> **Exercise details**: How many lines in the data below contain the word "Settings"? State only the number.

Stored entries
--- START ---

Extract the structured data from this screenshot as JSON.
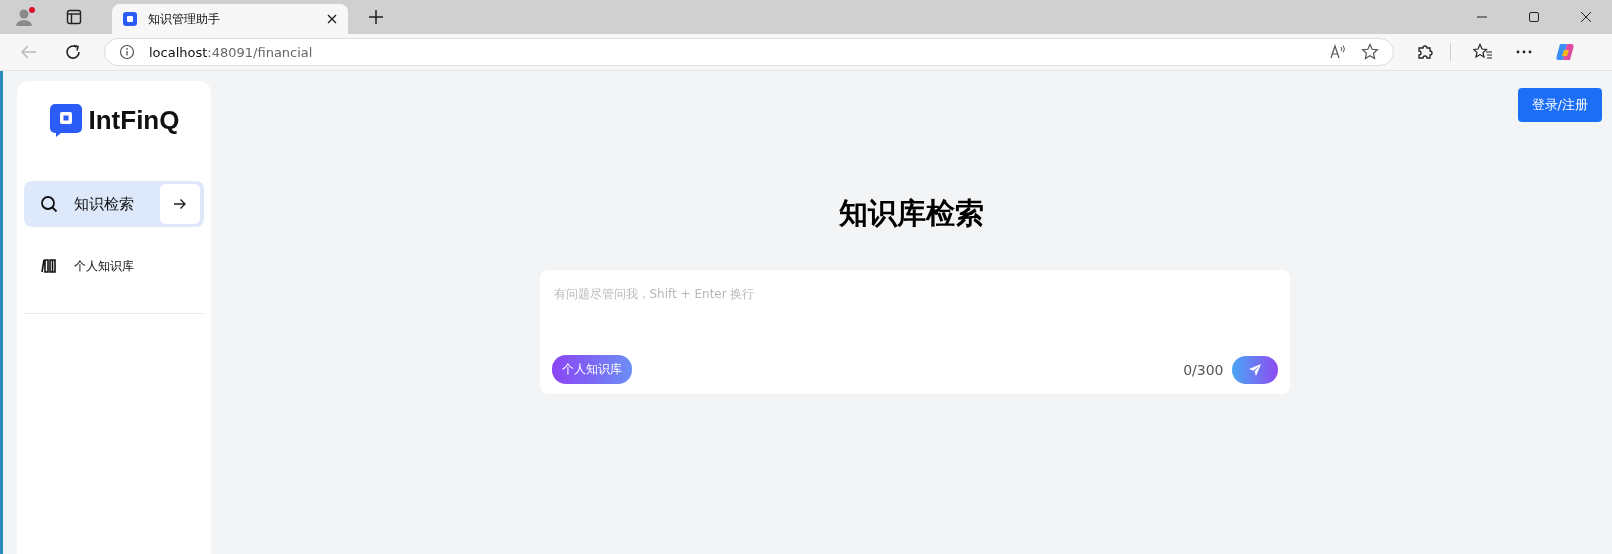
{
  "browser": {
    "tab": {
      "title": "知识管理助手",
      "selected": true
    },
    "address": {
      "host": "localhost",
      "path": ":48091/financial"
    }
  },
  "header": {
    "login_button": "登录/注册"
  },
  "sidebar": {
    "logo": "IntFinQ",
    "items": [
      {
        "label": "知识检索",
        "selected": true
      },
      {
        "label": "个人知识库",
        "selected": false
      }
    ]
  },
  "main": {
    "title": "知识库检索",
    "input": {
      "placeholder": "有问题尽管问我，Shift + Enter 换行"
    },
    "scope_tag": "个人知识库",
    "counter": "0/300"
  }
}
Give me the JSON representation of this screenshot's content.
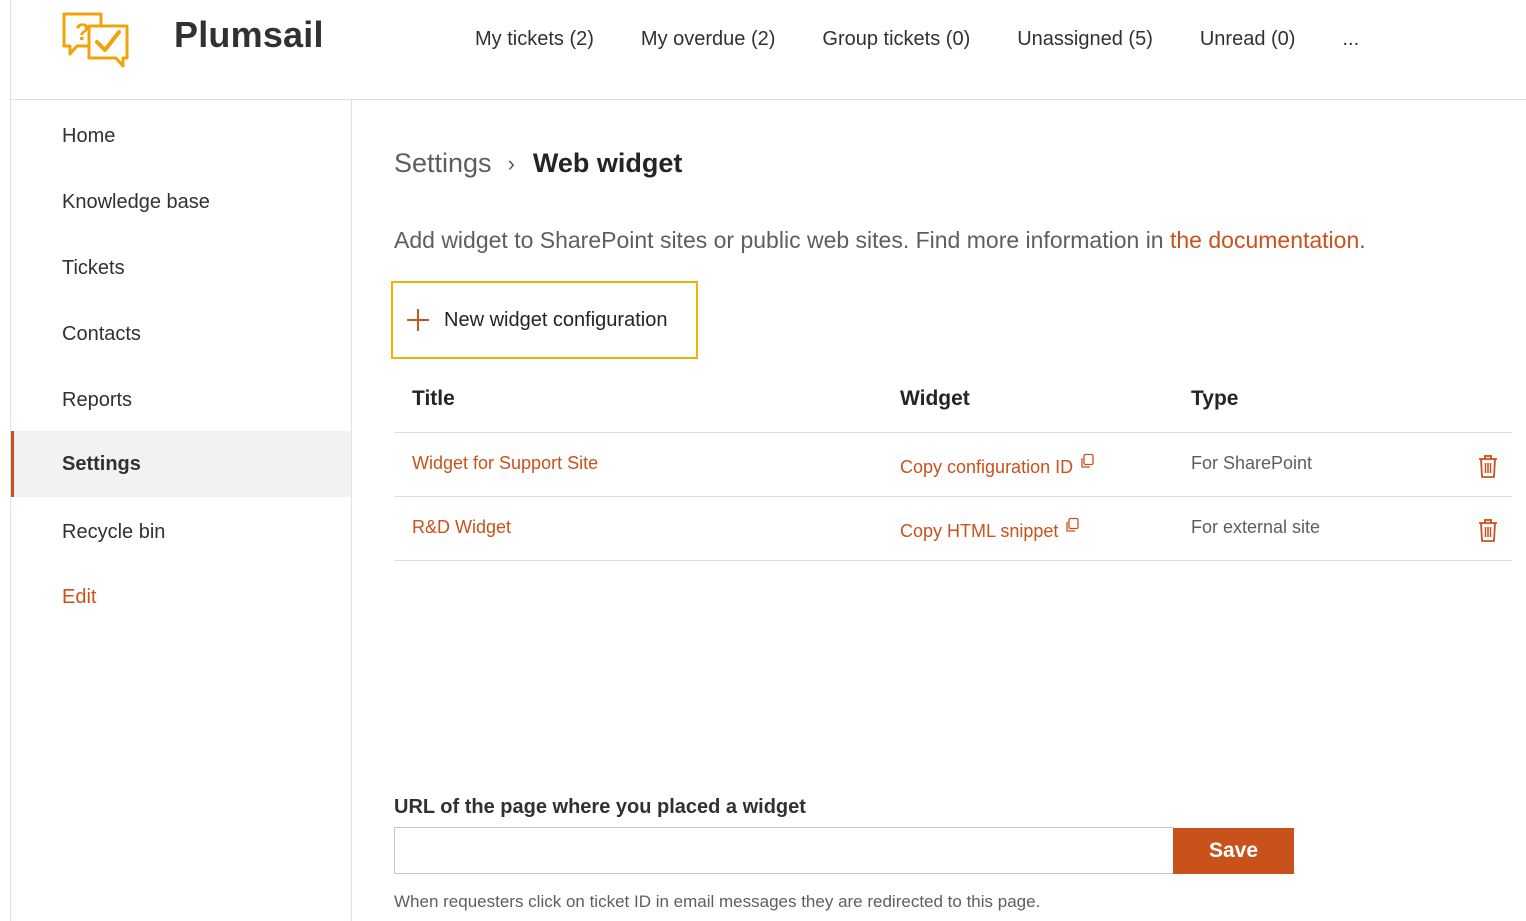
{
  "header": {
    "brand": "Plumsail",
    "nav": [
      {
        "label": "My tickets (2)"
      },
      {
        "label": "My overdue (2)"
      },
      {
        "label": "Group tickets (0)"
      },
      {
        "label": "Unassigned (5)"
      },
      {
        "label": "Unread (0)"
      }
    ],
    "more_label": "..."
  },
  "sidebar": {
    "items": [
      {
        "label": "Home"
      },
      {
        "label": "Knowledge base"
      },
      {
        "label": "Tickets"
      },
      {
        "label": "Contacts"
      },
      {
        "label": "Reports"
      },
      {
        "label": "Settings",
        "active": true
      },
      {
        "label": "Recycle bin"
      }
    ],
    "edit_label": "Edit"
  },
  "main": {
    "breadcrumb": {
      "root": "Settings",
      "separator": "›",
      "current": "Web widget"
    },
    "description": "Add widget to SharePoint sites or public web sites. Find more information in ",
    "description_link": "the documentation",
    "description_end": ".",
    "new_button_label": "New widget configuration",
    "table": {
      "columns": [
        "Title",
        "Widget",
        "Type"
      ],
      "rows": [
        {
          "title": "Widget for Support Site",
          "widget": "Copy configuration ID",
          "type": "For SharePoint"
        },
        {
          "title": "R&D Widget",
          "widget": "Copy HTML snippet",
          "type": "For external site"
        }
      ]
    },
    "url_label": "URL of the page where you placed a widget",
    "url_value": "",
    "url_placeholder": "",
    "save_label": "Save",
    "hint": "When requesters click on ticket ID in email messages they are redirected to this page."
  },
  "colors": {
    "accent": "#c9511c",
    "logo": "#f0a30a",
    "highlight_border": "#f0b400"
  }
}
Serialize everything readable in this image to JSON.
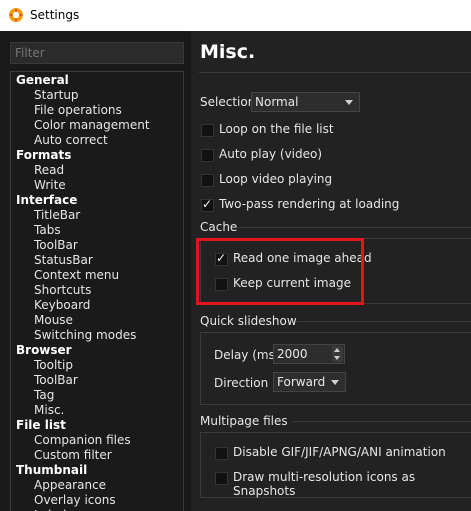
{
  "window": {
    "title": "Settings"
  },
  "sidebar": {
    "filter_placeholder": "Filter",
    "tree": [
      {
        "type": "group",
        "label": "General"
      },
      {
        "type": "child",
        "label": "Startup"
      },
      {
        "type": "child",
        "label": "File operations"
      },
      {
        "type": "child",
        "label": "Color management"
      },
      {
        "type": "child",
        "label": "Auto correct"
      },
      {
        "type": "group",
        "label": "Formats"
      },
      {
        "type": "child",
        "label": "Read"
      },
      {
        "type": "child",
        "label": "Write"
      },
      {
        "type": "group",
        "label": "Interface"
      },
      {
        "type": "child",
        "label": "TitleBar"
      },
      {
        "type": "child",
        "label": "Tabs"
      },
      {
        "type": "child",
        "label": "ToolBar"
      },
      {
        "type": "child",
        "label": "StatusBar"
      },
      {
        "type": "child",
        "label": "Context menu"
      },
      {
        "type": "child",
        "label": "Shortcuts"
      },
      {
        "type": "child",
        "label": "Keyboard"
      },
      {
        "type": "child",
        "label": "Mouse"
      },
      {
        "type": "child",
        "label": "Switching modes"
      },
      {
        "type": "group",
        "label": "Browser"
      },
      {
        "type": "child",
        "label": "Tooltip"
      },
      {
        "type": "child",
        "label": "ToolBar"
      },
      {
        "type": "child",
        "label": "Tag"
      },
      {
        "type": "child",
        "label": "Misc."
      },
      {
        "type": "group",
        "label": "File list"
      },
      {
        "type": "child",
        "label": "Companion files"
      },
      {
        "type": "child",
        "label": "Custom filter"
      },
      {
        "type": "group",
        "label": "Thumbnail"
      },
      {
        "type": "child",
        "label": "Appearance"
      },
      {
        "type": "child",
        "label": "Overlay icons"
      },
      {
        "type": "child",
        "label": "Labels"
      }
    ]
  },
  "main": {
    "title": "Misc.",
    "selection": {
      "label": "Selection",
      "value": "Normal"
    },
    "options": [
      {
        "label": "Loop on the file list",
        "checked": false
      },
      {
        "label": "Auto play (video)",
        "checked": false
      },
      {
        "label": "Loop video playing",
        "checked": false
      },
      {
        "label": "Two-pass rendering at loading",
        "checked": true
      }
    ],
    "cache": {
      "title": "Cache",
      "options": [
        {
          "label": "Read one image ahead",
          "checked": true
        },
        {
          "label": "Keep current image",
          "checked": false
        }
      ]
    },
    "slideshow": {
      "title": "Quick slideshow",
      "delay_label": "Delay (ms)",
      "delay_value": "2000",
      "direction_label": "Direction",
      "direction_value": "Forward"
    },
    "multipage": {
      "title": "Multipage files",
      "options": [
        {
          "label": "Disable GIF/JIF/APNG/ANI animation",
          "checked": false
        },
        {
          "label": "Draw multi-resolution icons as Snapshots",
          "checked": false
        }
      ]
    },
    "colors": {
      "highlight": "#e3141b"
    }
  }
}
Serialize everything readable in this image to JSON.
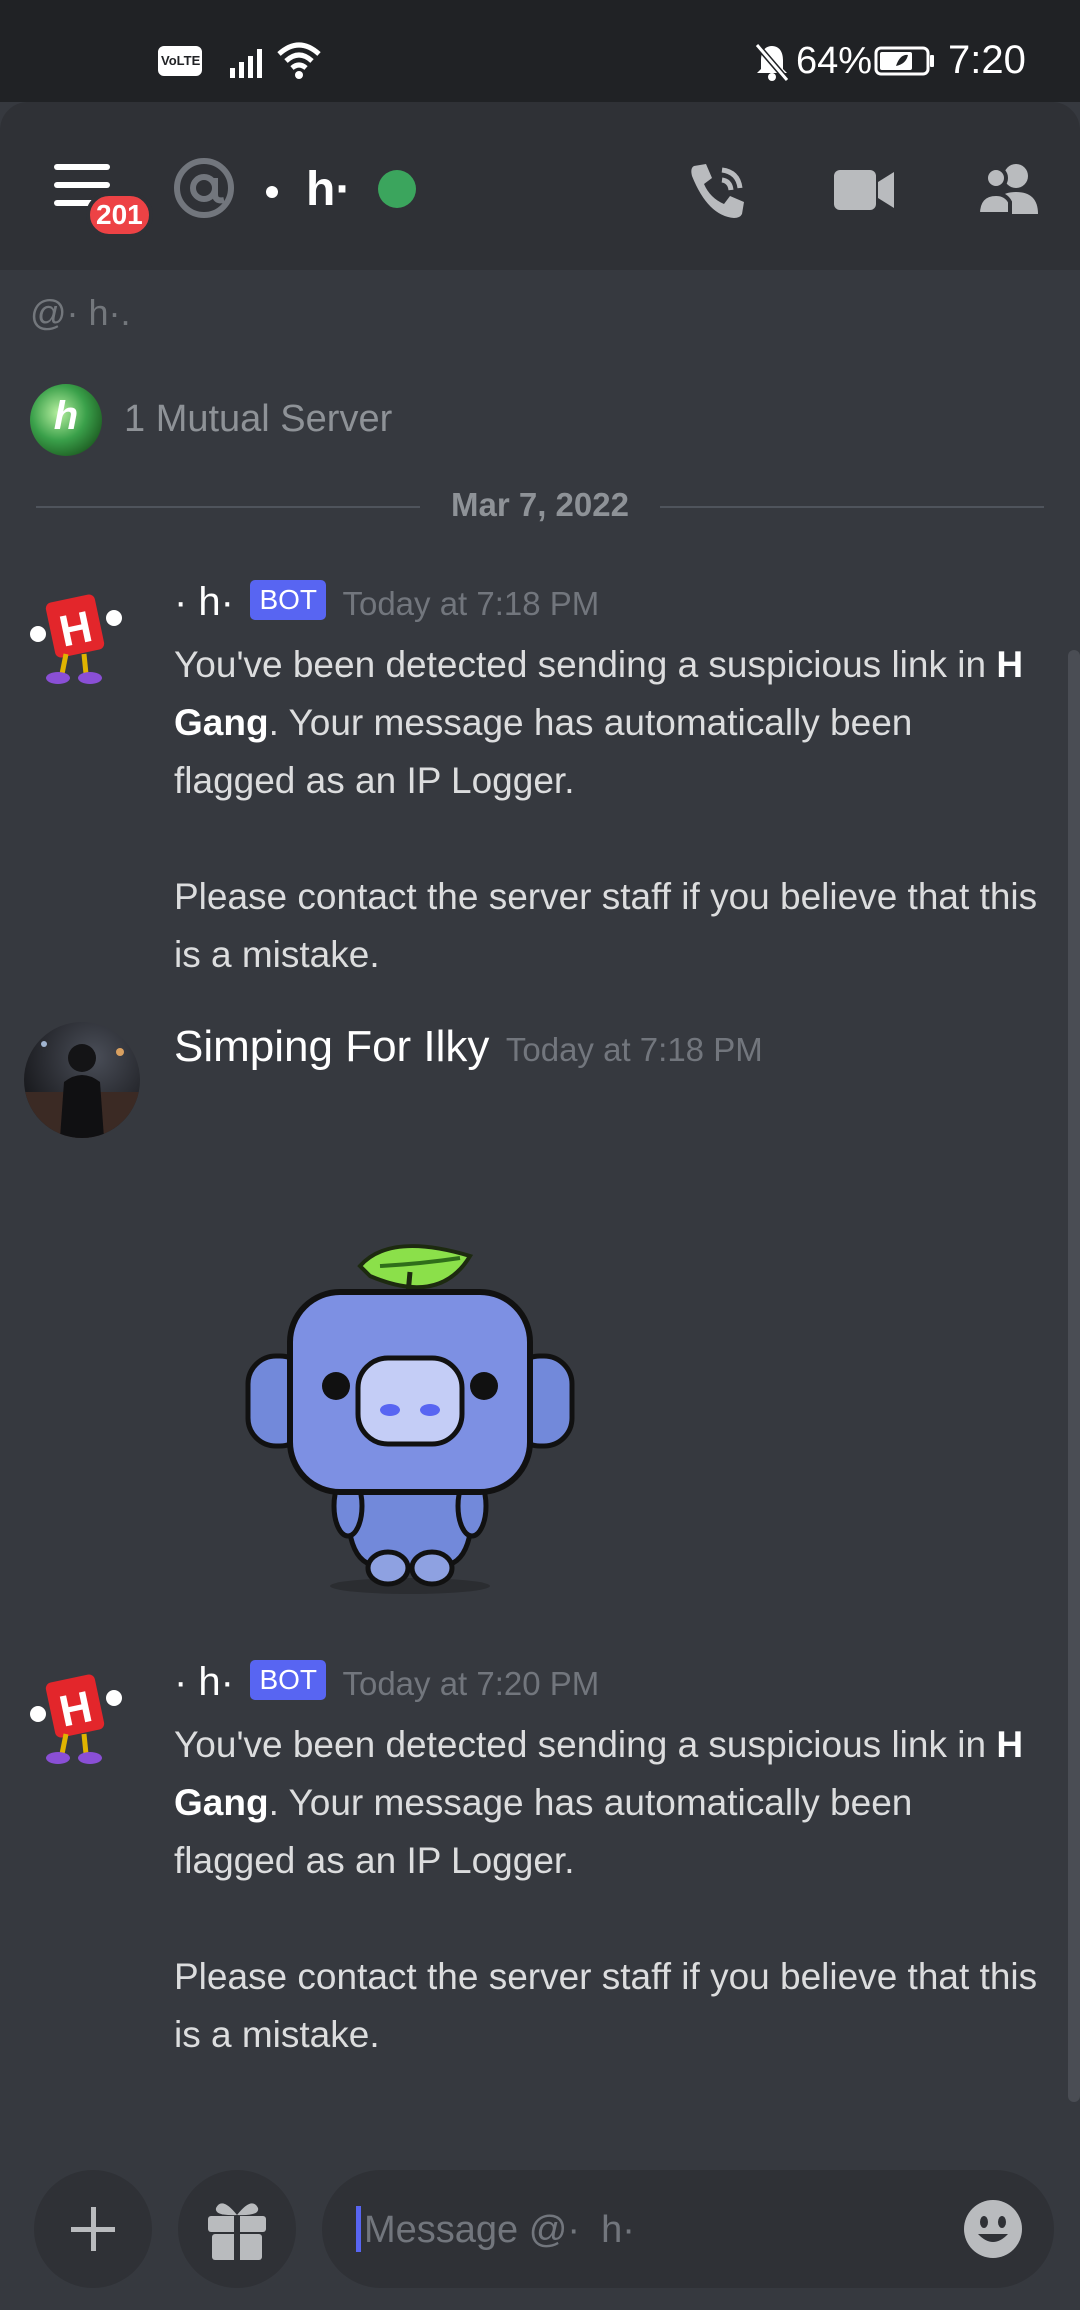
{
  "status_bar": {
    "volte": "VoLTE",
    "battery_percent": "64%",
    "time": "7:20"
  },
  "header": {
    "unread_badge": "201",
    "channel_name": "h·",
    "online_status": "online"
  },
  "chat": {
    "profile_handle": "@· h·.",
    "mutual_servers": "1 Mutual Server",
    "date_divider": "Mar 7, 2022",
    "messages": [
      {
        "author": "· h·",
        "bot_tag": "BOT",
        "timestamp": "Today at 7:18 PM",
        "line1_pre": "You've been detected sending a suspicious link in",
        "bold": "H Gang",
        "line1_post": ". Your message has automatically been flagged as an IP Logger.",
        "line2": "Please contact the server staff if you believe that this is a mistake."
      },
      {
        "author": "Simping For Ilky",
        "timestamp": "Today at 7:18 PM",
        "sticker": "wumpus-leaf-sticker"
      },
      {
        "author": "· h·",
        "bot_tag": "BOT",
        "timestamp": "Today at 7:20 PM",
        "line1_pre": "You've been detected sending a suspicious link in",
        "bold": "H Gang",
        "line1_post": ". Your message has automatically been flagged as an IP Logger.",
        "line2": "Please contact the server staff if you believe that this is a mistake."
      }
    ]
  },
  "input": {
    "placeholder": "Message @·  h·"
  },
  "colors": {
    "background": "#36393f",
    "header": "#2f3136",
    "bot_tag": "#5865f2",
    "badge": "#ed4245",
    "online": "#3ba55d"
  }
}
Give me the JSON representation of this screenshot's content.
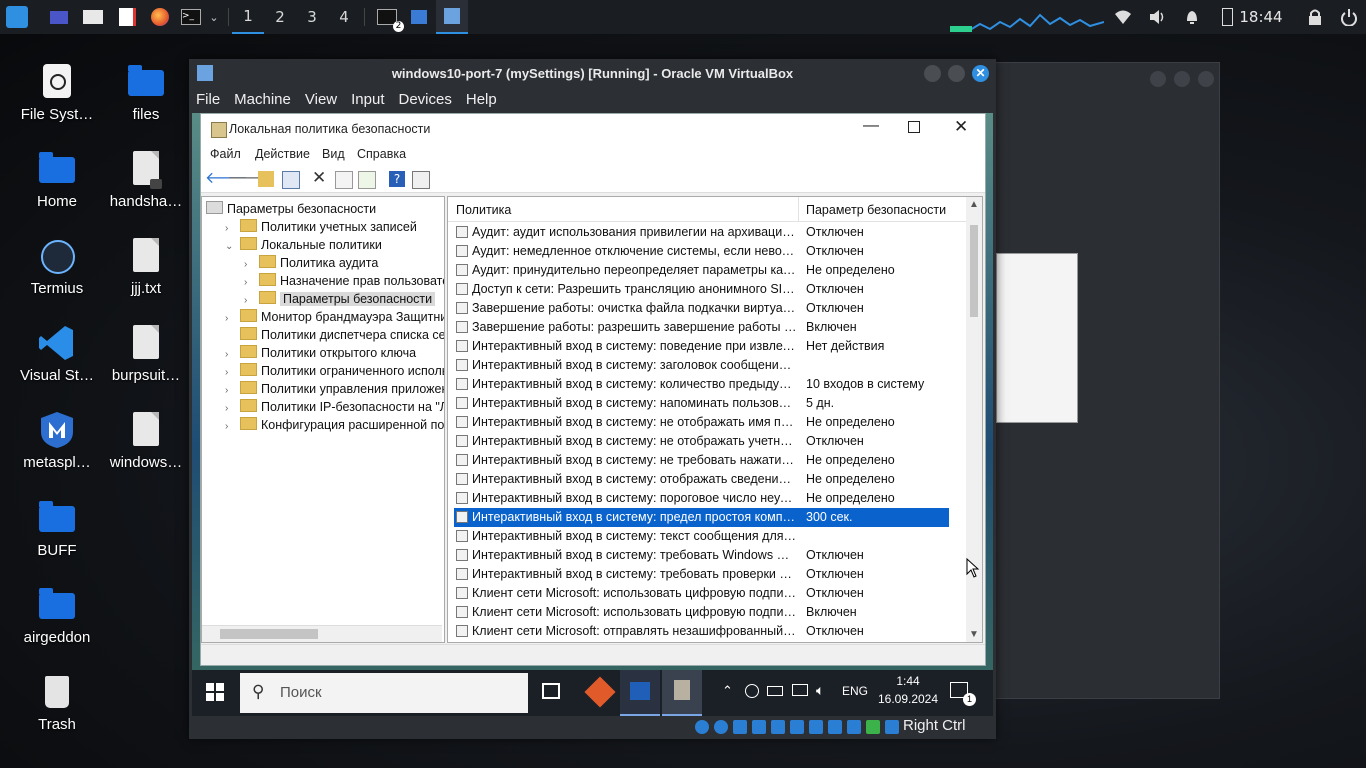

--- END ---

> **Answer space**: 3